Find every line in the records below that holds the word "screenshot", and copy it out.

Data about app and page elements:
* * *
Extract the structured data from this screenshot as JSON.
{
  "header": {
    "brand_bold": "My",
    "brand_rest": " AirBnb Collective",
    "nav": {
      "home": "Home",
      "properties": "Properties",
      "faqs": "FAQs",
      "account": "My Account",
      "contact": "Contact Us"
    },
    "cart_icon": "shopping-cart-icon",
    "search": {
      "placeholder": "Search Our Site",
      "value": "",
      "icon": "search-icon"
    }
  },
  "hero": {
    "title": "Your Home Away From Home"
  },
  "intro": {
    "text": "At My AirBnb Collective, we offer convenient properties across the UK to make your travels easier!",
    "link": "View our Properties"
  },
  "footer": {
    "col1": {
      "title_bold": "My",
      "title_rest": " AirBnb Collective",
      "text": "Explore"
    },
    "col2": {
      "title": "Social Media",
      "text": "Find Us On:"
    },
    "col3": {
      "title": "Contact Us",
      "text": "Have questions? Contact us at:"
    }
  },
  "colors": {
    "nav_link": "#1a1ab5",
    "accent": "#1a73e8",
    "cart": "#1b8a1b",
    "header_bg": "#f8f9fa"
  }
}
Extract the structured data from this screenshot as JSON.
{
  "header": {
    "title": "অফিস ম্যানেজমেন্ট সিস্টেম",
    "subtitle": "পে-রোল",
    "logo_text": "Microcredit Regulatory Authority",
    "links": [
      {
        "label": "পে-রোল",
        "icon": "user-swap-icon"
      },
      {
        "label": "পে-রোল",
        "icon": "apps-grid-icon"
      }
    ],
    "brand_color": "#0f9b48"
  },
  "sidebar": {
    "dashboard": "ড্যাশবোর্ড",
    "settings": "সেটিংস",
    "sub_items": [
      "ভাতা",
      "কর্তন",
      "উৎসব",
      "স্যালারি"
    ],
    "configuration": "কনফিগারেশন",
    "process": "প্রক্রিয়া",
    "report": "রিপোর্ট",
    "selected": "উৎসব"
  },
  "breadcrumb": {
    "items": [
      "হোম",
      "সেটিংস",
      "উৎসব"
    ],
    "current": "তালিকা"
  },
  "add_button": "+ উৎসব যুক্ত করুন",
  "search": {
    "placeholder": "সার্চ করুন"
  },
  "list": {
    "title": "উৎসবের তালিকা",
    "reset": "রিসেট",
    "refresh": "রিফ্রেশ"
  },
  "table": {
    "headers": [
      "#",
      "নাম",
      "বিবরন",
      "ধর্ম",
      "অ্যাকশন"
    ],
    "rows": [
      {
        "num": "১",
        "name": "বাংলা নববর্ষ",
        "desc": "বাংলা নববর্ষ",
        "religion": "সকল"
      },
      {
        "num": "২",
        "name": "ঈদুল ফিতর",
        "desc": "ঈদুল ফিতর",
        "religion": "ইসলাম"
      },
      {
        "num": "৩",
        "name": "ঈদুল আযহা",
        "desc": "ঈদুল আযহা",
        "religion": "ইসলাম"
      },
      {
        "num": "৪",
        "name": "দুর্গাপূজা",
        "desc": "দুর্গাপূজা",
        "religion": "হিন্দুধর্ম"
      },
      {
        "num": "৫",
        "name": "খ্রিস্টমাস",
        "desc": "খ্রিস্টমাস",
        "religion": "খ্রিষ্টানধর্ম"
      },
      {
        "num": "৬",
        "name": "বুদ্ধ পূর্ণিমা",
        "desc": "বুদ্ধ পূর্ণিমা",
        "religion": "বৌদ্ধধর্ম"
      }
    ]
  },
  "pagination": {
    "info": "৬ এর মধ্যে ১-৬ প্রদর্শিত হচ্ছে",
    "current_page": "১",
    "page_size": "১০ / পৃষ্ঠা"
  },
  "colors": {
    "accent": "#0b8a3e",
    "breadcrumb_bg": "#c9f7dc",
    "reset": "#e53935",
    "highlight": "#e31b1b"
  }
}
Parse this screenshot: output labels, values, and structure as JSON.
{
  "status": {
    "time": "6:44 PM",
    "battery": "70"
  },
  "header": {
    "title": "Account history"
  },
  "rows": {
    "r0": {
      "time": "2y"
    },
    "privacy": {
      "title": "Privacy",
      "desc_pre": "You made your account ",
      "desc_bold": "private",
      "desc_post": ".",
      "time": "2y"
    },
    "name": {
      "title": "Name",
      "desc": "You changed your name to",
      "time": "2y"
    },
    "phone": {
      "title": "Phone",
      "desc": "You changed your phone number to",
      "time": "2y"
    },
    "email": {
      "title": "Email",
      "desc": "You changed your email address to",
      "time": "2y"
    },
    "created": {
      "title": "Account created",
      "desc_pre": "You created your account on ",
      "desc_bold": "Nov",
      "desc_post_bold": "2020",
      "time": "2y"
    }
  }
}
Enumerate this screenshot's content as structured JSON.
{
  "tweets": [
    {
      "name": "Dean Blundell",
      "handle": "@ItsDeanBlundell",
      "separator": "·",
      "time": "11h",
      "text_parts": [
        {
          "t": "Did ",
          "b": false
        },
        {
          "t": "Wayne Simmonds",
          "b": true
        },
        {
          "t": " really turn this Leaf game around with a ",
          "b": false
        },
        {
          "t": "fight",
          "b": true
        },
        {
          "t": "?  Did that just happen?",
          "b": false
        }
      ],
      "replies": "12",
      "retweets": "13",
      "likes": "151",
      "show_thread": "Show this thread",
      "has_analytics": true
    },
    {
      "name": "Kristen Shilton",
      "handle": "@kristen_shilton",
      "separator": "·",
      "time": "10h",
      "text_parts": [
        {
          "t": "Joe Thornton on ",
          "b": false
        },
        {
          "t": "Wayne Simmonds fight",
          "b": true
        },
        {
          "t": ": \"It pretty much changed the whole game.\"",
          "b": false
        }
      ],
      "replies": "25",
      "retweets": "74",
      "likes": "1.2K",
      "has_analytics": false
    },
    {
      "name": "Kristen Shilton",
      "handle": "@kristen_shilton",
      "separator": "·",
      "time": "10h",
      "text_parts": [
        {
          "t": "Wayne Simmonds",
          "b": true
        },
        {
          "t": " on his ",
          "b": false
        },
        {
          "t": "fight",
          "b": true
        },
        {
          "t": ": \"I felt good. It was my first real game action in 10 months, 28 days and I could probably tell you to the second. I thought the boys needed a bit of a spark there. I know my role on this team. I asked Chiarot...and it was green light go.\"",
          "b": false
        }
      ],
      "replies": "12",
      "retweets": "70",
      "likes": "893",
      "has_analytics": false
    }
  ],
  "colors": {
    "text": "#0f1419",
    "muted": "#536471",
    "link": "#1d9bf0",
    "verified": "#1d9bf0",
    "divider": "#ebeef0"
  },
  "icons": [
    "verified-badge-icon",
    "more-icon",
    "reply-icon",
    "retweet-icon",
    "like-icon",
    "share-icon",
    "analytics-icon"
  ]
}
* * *
◆ Solution for this task ◆
Extract the structured data from this screenshot as JSON.
Extract the structured data from this screenshot as JSON.
Parse this screenshot: output labels, values, and structure as JSON.
Enumerate this screenshot's content as structured JSON.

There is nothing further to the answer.